_PROBLEM DESCRIPTION_
Please copy out every line in the entries that includes the word "Data".

_SOURCE MATERIAL_
◇ ◇ ◇ ◇

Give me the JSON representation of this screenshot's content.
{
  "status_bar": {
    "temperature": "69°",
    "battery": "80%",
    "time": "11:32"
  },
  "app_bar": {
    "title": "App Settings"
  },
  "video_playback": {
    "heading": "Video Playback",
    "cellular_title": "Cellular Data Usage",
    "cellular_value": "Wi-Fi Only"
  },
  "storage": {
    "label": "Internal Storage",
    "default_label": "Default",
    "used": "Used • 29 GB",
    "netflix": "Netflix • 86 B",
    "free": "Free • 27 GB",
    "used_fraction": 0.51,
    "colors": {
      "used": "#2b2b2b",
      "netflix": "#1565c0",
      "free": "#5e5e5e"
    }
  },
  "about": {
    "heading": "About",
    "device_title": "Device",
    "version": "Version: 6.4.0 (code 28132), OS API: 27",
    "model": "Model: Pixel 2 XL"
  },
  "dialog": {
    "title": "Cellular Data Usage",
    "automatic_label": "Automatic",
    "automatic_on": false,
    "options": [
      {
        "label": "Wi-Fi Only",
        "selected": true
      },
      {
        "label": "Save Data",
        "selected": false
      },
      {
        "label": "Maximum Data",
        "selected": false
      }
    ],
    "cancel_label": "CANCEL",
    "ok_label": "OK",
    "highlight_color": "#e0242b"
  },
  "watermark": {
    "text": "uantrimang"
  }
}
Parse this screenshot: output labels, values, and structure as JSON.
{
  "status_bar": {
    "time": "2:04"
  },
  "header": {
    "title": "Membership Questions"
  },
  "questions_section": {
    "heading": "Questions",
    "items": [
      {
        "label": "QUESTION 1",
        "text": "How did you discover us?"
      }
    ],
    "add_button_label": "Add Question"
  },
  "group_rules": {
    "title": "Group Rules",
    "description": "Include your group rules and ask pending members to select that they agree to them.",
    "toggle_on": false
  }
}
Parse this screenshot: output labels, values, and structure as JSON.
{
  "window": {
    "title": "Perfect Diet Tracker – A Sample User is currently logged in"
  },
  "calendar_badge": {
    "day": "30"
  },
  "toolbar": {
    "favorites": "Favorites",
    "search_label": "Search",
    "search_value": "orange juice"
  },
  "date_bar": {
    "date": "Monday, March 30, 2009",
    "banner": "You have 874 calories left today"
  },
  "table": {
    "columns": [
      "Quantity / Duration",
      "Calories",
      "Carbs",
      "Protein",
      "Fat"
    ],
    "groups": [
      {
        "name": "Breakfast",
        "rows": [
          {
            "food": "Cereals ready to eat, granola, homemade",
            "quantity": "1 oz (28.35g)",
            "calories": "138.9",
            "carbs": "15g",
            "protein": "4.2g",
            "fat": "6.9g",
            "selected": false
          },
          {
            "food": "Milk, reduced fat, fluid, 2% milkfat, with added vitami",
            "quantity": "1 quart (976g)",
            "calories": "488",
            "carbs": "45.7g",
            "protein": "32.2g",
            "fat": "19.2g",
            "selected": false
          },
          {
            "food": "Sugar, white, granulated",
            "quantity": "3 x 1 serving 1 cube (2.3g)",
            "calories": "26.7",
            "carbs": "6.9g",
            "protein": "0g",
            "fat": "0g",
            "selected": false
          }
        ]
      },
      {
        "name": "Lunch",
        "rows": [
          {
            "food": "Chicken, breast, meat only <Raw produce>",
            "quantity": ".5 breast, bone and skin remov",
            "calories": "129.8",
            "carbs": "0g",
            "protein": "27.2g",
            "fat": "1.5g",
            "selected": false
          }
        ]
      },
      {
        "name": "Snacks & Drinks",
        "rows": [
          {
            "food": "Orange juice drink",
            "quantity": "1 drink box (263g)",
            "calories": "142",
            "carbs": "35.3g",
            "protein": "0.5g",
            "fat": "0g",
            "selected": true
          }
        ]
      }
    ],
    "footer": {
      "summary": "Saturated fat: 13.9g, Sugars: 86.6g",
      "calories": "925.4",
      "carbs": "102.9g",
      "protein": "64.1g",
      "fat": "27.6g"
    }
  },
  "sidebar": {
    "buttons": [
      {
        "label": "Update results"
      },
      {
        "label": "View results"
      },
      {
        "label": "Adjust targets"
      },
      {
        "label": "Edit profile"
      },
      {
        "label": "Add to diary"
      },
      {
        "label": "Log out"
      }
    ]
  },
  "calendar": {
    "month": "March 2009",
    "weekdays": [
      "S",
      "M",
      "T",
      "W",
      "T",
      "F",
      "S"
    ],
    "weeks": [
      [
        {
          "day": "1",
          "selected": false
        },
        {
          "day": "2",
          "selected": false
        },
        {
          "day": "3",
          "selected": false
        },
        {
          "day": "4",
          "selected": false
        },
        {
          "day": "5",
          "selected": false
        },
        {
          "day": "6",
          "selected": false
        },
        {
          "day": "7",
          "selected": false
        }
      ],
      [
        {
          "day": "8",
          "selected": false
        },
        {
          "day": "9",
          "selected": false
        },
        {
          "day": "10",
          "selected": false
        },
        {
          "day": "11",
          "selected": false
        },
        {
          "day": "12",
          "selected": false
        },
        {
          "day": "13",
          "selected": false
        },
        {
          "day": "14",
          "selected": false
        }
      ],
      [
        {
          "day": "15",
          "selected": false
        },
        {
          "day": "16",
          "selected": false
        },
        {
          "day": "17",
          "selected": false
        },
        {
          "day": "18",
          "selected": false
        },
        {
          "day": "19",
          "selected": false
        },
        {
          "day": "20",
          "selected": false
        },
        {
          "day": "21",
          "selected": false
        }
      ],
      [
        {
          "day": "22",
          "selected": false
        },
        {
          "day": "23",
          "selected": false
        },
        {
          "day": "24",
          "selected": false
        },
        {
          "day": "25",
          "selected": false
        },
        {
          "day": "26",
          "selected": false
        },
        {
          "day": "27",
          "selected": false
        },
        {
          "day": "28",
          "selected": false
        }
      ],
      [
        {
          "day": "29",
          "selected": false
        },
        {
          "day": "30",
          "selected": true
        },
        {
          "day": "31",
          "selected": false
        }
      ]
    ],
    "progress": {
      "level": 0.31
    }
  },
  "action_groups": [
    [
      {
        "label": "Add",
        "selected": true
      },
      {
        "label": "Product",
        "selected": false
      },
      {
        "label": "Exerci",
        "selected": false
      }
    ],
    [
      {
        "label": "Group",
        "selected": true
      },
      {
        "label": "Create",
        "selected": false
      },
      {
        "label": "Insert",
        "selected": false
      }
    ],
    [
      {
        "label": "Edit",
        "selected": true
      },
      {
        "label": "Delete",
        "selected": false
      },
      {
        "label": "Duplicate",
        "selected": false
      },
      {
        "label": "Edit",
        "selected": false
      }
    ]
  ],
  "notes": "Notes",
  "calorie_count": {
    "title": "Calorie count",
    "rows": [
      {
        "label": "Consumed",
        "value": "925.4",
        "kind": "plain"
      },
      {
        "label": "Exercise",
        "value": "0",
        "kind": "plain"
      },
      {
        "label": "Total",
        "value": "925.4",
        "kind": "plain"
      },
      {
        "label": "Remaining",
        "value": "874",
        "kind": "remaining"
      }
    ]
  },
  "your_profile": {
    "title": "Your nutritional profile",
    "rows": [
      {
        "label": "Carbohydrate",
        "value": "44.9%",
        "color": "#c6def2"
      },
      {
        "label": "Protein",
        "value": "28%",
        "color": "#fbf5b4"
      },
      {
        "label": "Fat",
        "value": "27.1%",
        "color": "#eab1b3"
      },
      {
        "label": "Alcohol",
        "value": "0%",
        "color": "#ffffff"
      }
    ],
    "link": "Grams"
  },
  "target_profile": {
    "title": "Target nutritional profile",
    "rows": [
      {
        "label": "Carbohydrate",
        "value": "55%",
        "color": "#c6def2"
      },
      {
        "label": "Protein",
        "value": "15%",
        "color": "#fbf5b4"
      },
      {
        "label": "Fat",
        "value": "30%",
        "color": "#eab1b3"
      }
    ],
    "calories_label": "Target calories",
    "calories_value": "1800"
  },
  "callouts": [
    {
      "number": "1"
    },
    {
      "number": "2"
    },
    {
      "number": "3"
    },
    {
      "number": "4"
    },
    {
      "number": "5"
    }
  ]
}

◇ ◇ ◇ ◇

_RESPONSE_
    "cellular_title": "Cellular Data Usage",
    "title": "Cellular Data Usage",
        "label": "Save Data",
        "label": "Maximum Data",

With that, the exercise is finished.